- space 2a (for Form VA): “nature of authorship” – for example, 3-dimensional sculpture, 2-dimensional artwork, map, photograph, or other categories listed on the form itself
- spaces 2b and 2c: these spaces are completed only if a particular work is created by more than one person; for example, a composer and lyricist who collaborate on a particular work
- space 5: generally, the students would answer “yes,” unless they have created a compilation of preexisting work or they have created a derivative work such as an arrangement of an earlier work. Remind students that if they wish to base their work on preexisting material and publish or distribute their new creation, they need written permission from the copyright holder, and they may be required to pay that party a fee
- spaces 6a and 6b: these spaces need to be completed only if the work is a compilation or a derivative work
- space 7a: students would leave this blank,
but remind them that if they were actually filing for copyright, along with the form they would send an application fee (currently $30) and a copy (or copies) of the work, as described in the instructions
Have students show Form PA or Form VA to a parent or other family members, asking them whether they have ever used the form themselves or know anyone who has. Ask students to write a paragraph describing circumstances under which they might want to register copyright themselves using one of these forms.
Secondary Lesson Module 4—What kinds of common uses of intellectual property are, and are not, legitimate?
- Students will describe what constitutes both “fair use” and the “public domain.”
- Handout on Fair Use (available online from the U.S. Copyright office at www.copyright.gov/fls/fl102.pdf)
Previous Knowledge or Experience
- Students have begun composing a short musical or preparing a multimedia presentation to celebrate a historical or contemporary event.
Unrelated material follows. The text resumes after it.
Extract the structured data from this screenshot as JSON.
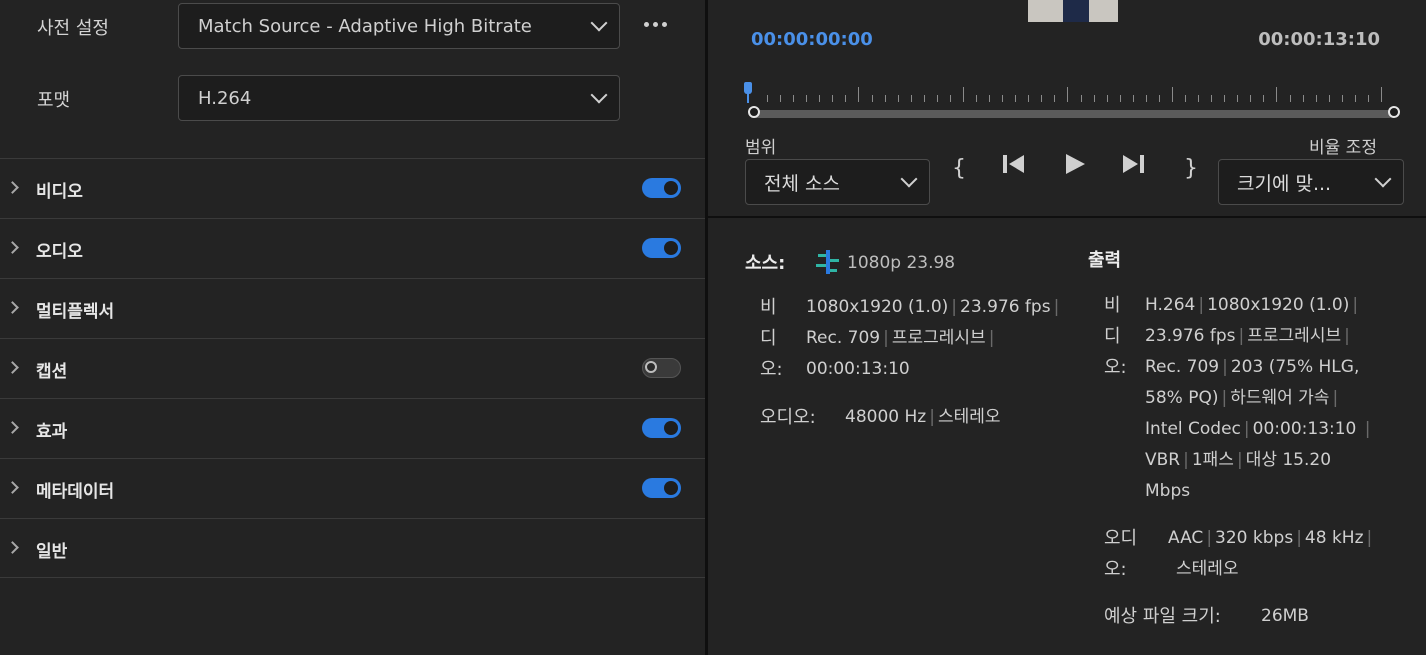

- Lead students in a discussion of what sources they might draw upon for the project they have begun; for example, songs or literature from, or related to, the event or the particular time in history.
- Distribute the handout on “fair use,” explaining that fair use places some limitations on the exclusive rights of copyright owners. Lead students in a discussion of the four basic factors that, according to the 1976 Copyright Act, should be considered in determining fair use:
- the purpose and character of the use, including whether such use is of a commercial nature or is for non-profit educational purposes;
- the nature of the copyrighted work;
- the amount and substantiality of the portion used in relation to the copyrighted work as a whole
- the effect of the use upon the potential market for or value of the copyrighted work.
- Distribute the handout on “fair use, public domain, and the duration of copyright.” Explain that, generally, a work is in the public domain if the copyright has expired or if no one has claimed copyright on it. Also, explain the necessity of getting proof of public domain from a legitimate source. Ask students whether they know any songs that are in the public domain. Lead them in a discussion about the duration of copyright and its importance in figuring out whether a work is in the public domain (Explain that, according to information available at www.pdinfo.com, “a legitimate source is a tangible copy of the work with a copyright date old enough to be in the public domain” – 1925 or earlier in the US [for the year 2004].)
Indicators of Success
- Students describe the limits of fair use
- Students describe what constitutes public domain and how it relates to duration of copyright
Lead the class in a discussion of the rules for citing works of others. Also reference the idea of plagiarism, which may even apply to uses of public-domain materials
Have students discuss with parents or other family members the uses that the family makes of creative works on TV and radio, on recordings, and in print material. Ask students to make a brief list of such works that family members enjoy in a typical evening. Have them underline the works that they believe are in the public domain. Tell them to be prepared to explain to the class their reasoning for designating certain works as public domain.